Positive vox pop interviews tell a great story
For most corporate films, interviews form the backbone of an edit. They tell the viewer the story and communicate key messages through informal, short, snappy sound bites. Whilst interviews are usually arranged well in advance for most corporate films, the usual approach at an event is to capture as many off-the-cuff vox pop interviews as possible.
Interview delegates and attendees and you’ll get positive, unbiased comments about the event that you wouldn’t be able to get if you’d interviewed the event organiser or the client. Ideally I’d be working with a professional producer but when this isn’t the case, an assistant from the events team will tend to help me out in grabbing victims/volunteers to interview and ask the questions beside the camera too.

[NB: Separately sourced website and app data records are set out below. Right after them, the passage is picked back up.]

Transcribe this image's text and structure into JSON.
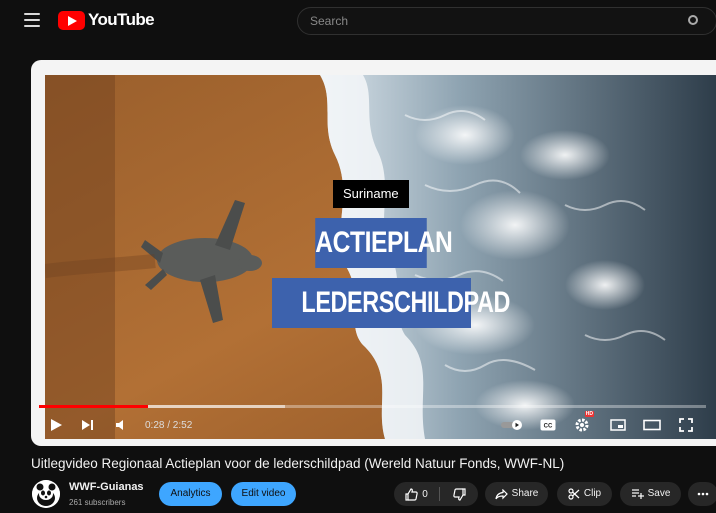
{
  "header": {
    "logo_text": "YouTube",
    "search_placeholder": "Search"
  },
  "video": {
    "overlay_tag": "Suriname",
    "overlay_title_1": "ACTIEPLAN",
    "overlay_title_2": "LEDERSCHILDPAD",
    "time": "0:28 / 2:52",
    "progress": 0.163
  },
  "details": {
    "title": "Uitlegvideo Regionaal Actieplan voor de lederschildpad (Wereld Natuur Fonds, WWF-NL)",
    "channel_name": "WWF-Guianas",
    "subscribers": "261 subscribers",
    "analytics_label": "Analytics",
    "edit_label": "Edit video",
    "like_count": "0",
    "share_label": "Share",
    "clip_label": "Clip",
    "save_label": "Save"
  },
  "colors": {
    "accent_blue": "#3ea6ff",
    "brand_red": "#ff0000",
    "title_box": "#3d62ad"
  }
}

The questions are generally asked in the order they will appear in the edit, something along the lines of:
- Tell me what’s happening here today (Establishes the event)
- Tell me about the workshops/keynote speakers/exhibition (Outline key points)

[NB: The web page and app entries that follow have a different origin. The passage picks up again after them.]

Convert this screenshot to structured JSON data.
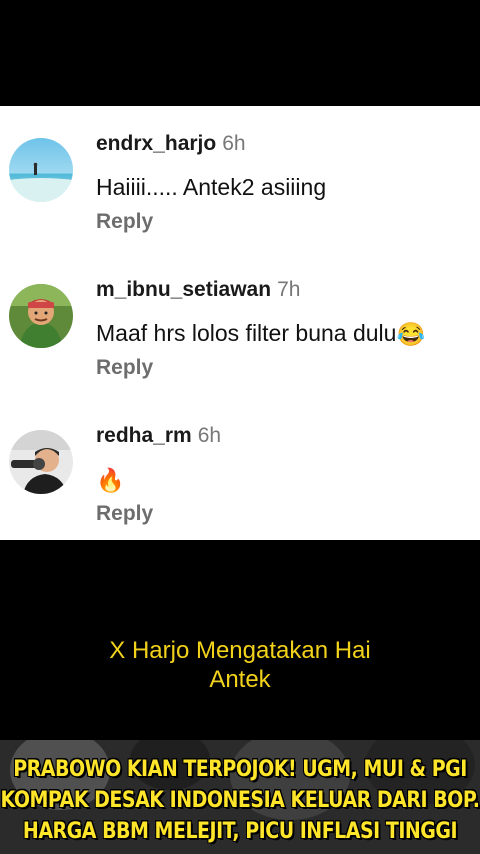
{
  "comments": [
    {
      "username": "endrx_harjo",
      "time": "6h",
      "text": "Haiiii..... Antek2 asiiing",
      "emoji": "",
      "reply_label": "Reply",
      "avatar_icon": "beach-photo-avatar"
    },
    {
      "username": "m_ibnu_setiawan",
      "time": "7h",
      "text": "Maaf hrs lolos filter buna dulu",
      "emoji": "😂",
      "reply_label": "Reply",
      "avatar_icon": "cartoon-man-avatar"
    },
    {
      "username": "redha_rm",
      "time": "6h",
      "text": "",
      "emoji": "🔥",
      "reply_label": "Reply",
      "avatar_icon": "man-with-mic-avatar"
    }
  ],
  "caption": {
    "line1": "X Harjo Mengatakan Hai",
    "line2": "Antek"
  },
  "banner": {
    "line1": "PRABOWO KIAN TERPOJOK! UGM, MUI & PGI",
    "line2": "KOMPAK DESAK INDONESIA KELUAR DARI BOP.",
    "line3": "HARGA BBM MELEJIT, PICU INFLASI TINGGI",
    "text_color": "#ffe62a"
  },
  "colors": {
    "caption": "#f2d21b",
    "reply": "#6d6d6d",
    "time": "#777777"
  }
}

- What have you enjoyed most about today? (Feed in personal thoughts into the above points)
- What would you say to anyone thinking of attending next time? (strong call to action)
The hectic nature of events means I’m always kept on my toes and usually have a very small window of opportunity to grab these vital shots. One trick I learnt from a camera operator some years back was to simply start rolling the camera, approach a delegate (as if you’re a journalist door stepping a politician) and launch into questions without giving them chance to say no. Always making sure I signed a release form after of course!
Make the edit unique
Turnaround for a corporate event edit is often super fast, I’ve been known to create many onsite edits for clients and deliver the final edit during the event. Three solid days in a hotel room at Twickenham leap to mind! But with edit technology developing as it is and more demand from clients for creativity, a conference edit needs to be turned around fast but also it needs to be more than just a series of shots.
I like to use motion graphics in every film I make – whether it’s elegant name straps and on-brand transitions, or motion tracked graphics and a fully animated intro sequence, motion graphics add immense production value to a conference film. If I can’t get a steer from the client on visual style, I’ll do my research into existing films they have, take a look at their website and other branding materials to get a feel for the brand. Even for onsite event editing, producing motion graphics in advance is always worthwhile as it gives you more time to focus on the edit when the clock is ticking.
The desire to put outdated corporate-sounding music or chart music on event videos is a creative choice I’ve never supported, as both tend to either cheapen the video or make it seem dated pretty quickly. I use Audio Network for music in my films as it gives me access to a catalogue of thousands of high quality, creative music pieces – the same catalogue that is used by the broadcasters such as the BBC, ITV and Sky. Also, by having a blanket licence, I can download as many tracks as I need for each film and it won’t rocket the cost up. Occasionally sound effects and transition noises add a little bit of flavour too.
A corporate event video is probably the most cost effective promotional film a clients can choose– they have minimum pre production costs, you’re guaranteed to have plenty of advocates of your brand attending to say nice things about you on camera and the footage can be incorporated into countless edits over time. By separating out customer vox pops from one event I filmed at, I created over 15 customer testimonial films for the client in additional to the promotion film they wanted!
I’m frequently on the road to London, Birmingham, Manchester and around the East Midlands filming and editing event films for clients. Get in touch if you want to chat!